Retype each entry below exactly as it stands.
——
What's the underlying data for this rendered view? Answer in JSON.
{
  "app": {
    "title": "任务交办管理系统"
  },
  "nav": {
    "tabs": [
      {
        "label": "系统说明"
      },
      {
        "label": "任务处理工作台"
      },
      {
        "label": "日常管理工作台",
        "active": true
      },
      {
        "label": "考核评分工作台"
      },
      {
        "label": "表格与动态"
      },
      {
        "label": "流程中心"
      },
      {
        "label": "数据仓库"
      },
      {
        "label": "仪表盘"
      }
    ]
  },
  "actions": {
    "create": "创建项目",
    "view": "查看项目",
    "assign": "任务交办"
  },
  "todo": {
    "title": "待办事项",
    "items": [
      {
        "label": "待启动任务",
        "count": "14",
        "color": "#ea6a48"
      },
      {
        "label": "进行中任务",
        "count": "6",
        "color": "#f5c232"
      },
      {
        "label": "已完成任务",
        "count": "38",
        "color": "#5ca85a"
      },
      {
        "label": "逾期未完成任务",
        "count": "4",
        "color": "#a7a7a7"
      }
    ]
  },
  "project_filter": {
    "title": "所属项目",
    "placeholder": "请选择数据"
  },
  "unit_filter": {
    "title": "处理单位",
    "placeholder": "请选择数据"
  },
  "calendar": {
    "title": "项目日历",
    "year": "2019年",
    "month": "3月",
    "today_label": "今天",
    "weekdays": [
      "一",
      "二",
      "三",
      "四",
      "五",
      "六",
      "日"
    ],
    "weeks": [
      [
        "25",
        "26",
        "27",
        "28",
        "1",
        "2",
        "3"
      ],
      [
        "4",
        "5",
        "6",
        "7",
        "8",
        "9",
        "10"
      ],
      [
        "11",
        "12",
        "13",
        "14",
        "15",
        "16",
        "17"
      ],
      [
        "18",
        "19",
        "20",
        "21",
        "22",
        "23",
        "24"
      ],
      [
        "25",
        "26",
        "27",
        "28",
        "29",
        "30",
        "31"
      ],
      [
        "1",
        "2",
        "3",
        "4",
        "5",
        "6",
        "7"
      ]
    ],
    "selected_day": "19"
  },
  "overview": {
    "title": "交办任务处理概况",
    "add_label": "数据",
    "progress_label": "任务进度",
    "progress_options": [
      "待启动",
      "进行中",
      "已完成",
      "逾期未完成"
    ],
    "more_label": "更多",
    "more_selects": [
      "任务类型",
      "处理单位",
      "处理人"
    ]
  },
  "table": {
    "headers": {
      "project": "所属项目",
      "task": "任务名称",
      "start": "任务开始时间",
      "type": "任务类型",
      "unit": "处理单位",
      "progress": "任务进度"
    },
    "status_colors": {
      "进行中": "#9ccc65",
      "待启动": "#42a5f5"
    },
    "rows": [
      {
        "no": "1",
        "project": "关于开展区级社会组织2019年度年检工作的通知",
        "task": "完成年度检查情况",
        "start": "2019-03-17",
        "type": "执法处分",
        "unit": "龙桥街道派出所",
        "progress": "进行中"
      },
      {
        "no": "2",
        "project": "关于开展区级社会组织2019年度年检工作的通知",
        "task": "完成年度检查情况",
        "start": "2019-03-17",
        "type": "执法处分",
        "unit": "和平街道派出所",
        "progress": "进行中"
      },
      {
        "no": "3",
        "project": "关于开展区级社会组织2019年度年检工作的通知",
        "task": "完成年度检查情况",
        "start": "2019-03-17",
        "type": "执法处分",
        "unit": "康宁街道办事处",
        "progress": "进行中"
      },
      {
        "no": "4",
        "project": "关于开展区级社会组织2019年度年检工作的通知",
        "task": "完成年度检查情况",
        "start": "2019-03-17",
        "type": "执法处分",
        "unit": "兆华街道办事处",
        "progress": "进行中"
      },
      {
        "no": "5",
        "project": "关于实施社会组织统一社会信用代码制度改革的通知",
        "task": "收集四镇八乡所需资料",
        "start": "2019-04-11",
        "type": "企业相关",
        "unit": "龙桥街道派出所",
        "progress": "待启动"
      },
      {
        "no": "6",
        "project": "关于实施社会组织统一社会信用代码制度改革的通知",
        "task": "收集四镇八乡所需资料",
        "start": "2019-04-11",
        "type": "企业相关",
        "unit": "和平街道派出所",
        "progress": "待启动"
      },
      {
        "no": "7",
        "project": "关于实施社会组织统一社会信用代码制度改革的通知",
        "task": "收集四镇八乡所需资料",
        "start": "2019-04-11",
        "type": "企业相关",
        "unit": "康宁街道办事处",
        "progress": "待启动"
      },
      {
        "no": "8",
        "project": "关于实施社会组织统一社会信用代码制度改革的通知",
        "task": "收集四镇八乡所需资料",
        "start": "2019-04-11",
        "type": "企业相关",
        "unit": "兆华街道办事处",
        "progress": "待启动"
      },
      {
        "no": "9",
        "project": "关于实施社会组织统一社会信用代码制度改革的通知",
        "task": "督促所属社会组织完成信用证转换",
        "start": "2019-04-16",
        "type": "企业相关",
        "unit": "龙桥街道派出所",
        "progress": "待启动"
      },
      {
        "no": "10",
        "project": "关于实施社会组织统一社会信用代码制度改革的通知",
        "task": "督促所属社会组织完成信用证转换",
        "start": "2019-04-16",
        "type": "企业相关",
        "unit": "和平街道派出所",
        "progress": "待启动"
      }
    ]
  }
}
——
**Exercise solution**:
What's the underlying data for this rendered view? Answer in JSON.
{
  "app": {
    "title": "任务交办管理系统"
  },
  "nav": {
    "tabs": [
      {
        "label": "系统说明"
      },
      {
        "label": "任务处理工作台"
      },
      {
        "label": "日常管理工作台",
        "active": true
      },
      {
        "label": "考核评分工作台"
      },
      {
        "label": "表格与动态"
      },
      {
        "label": "流程中心"
      },
      {
        "label": "数据仓库"
      },
      {
        "label": "仪表盘"
      }
    ]
  },
  "actions": {
    "create": "创建项目",
    "view": "查看项目",
    "assign": "任务交办"
  },
  "todo": {
    "title": "待办事项",
    "items": [
      {
        "label": "待启动任务",
        "count": "14",
        "color": "#ea6a48"
      },
      {
        "label": "进行中任务",
        "count": "6",
        "color": "#f5c232"
      },
      {
        "label": "已完成任务",
        "count": "38",
        "color": "#5ca85a"
      },
      {
        "label": "逾期未完成任务",
        "count": "4",
        "color": "#a7a7a7"
      }
    ]
  },
  "project_filter": {
    "title": "所属项目",
    "placeholder": "请选择数据"
  },
  "unit_filter": {
    "title": "处理单位",
    "placeholder": "请选择数据"
  },
  "calendar": {
    "title": "项目日历",
    "year": "2019年",
    "month": "3月",
    "today_label": "今天",
    "weekdays": [
      "一",
      "二",
      "三",
      "四",
      "五",
      "六",
      "日"
    ],
    "weeks": [
      [
        "25",
        "26",
        "27",
        "28",
        "1",
        "2",
        "3"
      ],
      [
        "4",
        "5",
        "6",
        "7",
        "8",
        "9",
        "10"
      ],
      [
        "11",
        "12",
        "13",
        "14",
        "15",
        "16",
        "17"
      ],
      [
        "18",
        "19",
        "20",
        "21",
        "22",
        "23",
        "24"
      ],
      [
        "25",
        "26",
        "27",
        "28",
        "29",
        "30",
        "31"
      ],
      [
        "1",
        "2",
        "3",
        "4",
        "5",
        "6",
        "7"
      ]
    ],
    "selected_day": "19"
  },
  "overview": {
    "title": "交办任务处理概况",
    "add_label": "数据",
    "progress_label": "任务进度",
    "progress_options": [
      "待启动",
      "进行中",
      "已完成",
      "逾期未完成"
    ],
    "more_label": "更多",
    "more_selects": [
      "任务类型",
      "处理单位",
      "处理人"
    ]
  },
  "table": {
    "headers": {
      "project": "所属项目",
      "task": "任务名称",
      "start": "任务开始时间",
      "type": "任务类型",
      "unit": "处理单位",
      "progress": "任务进度"
    },
    "status_colors": {
      "进行中": "#9ccc65",
      "待启动": "#42a5f5"
    },
    "rows": [
      {
        "no": "1",
        "project": "关于开展区级社会组织2019年度年检工作的通知",
        "task": "完成年度检查情况",
        "start": "2019-03-17",
        "type": "执法处分",
        "unit": "龙桥街道派出所",
        "progress": "进行中"
      },
      {
        "no": "2",
        "project": "关于开展区级社会组织2019年度年检工作的通知",
        "task": "完成年度检查情况",
        "start": "2019-03-17",
        "type": "执法处分",
        "unit": "和平街道派出所",
        "progress": "进行中"
      },
      {
        "no": "3",
        "project": "关于开展区级社会组织2019年度年检工作的通知",
        "task": "完成年度检查情况",
        "start": "2019-03-17",
        "type": "执法处分",
        "unit": "康宁街道办事处",
        "progress": "进行中"
      },
      {
        "no": "4",
        "project": "关于开展区级社会组织2019年度年检工作的通知",
        "task": "完成年度检查情况",
        "start": "2019-03-17",
        "type": "执法处分",
        "unit": "兆华街道办事处",
        "progress": "进行中"
      },
      {
        "no": "5",
        "project": "关于实施社会组织统一社会信用代码制度改革的通知",
        "task": "收集四镇八乡所需资料",
        "start": "2019-04-11",
        "type": "企业相关",
        "unit": "龙桥街道派出所",
        "progress": "待启动"
      },
      {
        "no": "6",
        "project": "关于实施社会组织统一社会信用代码制度改革的通知",
        "task": "收集四镇八乡所需资料",
        "start": "2019-04-11",
        "type": "企业相关",
        "unit": "和平街道派出所",
        "progress": "待启动"
      },
      {
        "no": "7",
        "project": "关于实施社会组织统一社会信用代码制度改革的通知",
        "task": "收集四镇八乡所需资料",
        "start": "2019-04-11",
        "type": "企业相关",
        "unit": "康宁街道办事处",
        "progress": "待启动"
      },
      {
        "no": "8",
        "project": "关于实施社会组织统一社会信用代码制度改革的通知",
        "task": "收集四镇八乡所需资料",
        "start": "2019-04-11",
        "type": "企业相关",
        "unit": "兆华街道办事处",
        "progress": "待启动"
      },
      {
        "no": "9",
        "project": "关于实施社会组织统一社会信用代码制度改革的通知",
        "task": "督促所属社会组织完成信用证转换",
        "start": "2019-04-16",
        "type": "企业相关",
        "unit": "龙桥街道派出所",
        "progress": "待启动"
      },
      {
        "no": "10",
        "project": "关于实施社会组织统一社会信用代码制度改革的通知",
        "task": "督促所属社会组织完成信用证转换",
        "start": "2019-04-16",
        "type": "企业相关",
        "unit": "和平街道派出所",
        "progress": "待启动"
      }
    ]
  }
}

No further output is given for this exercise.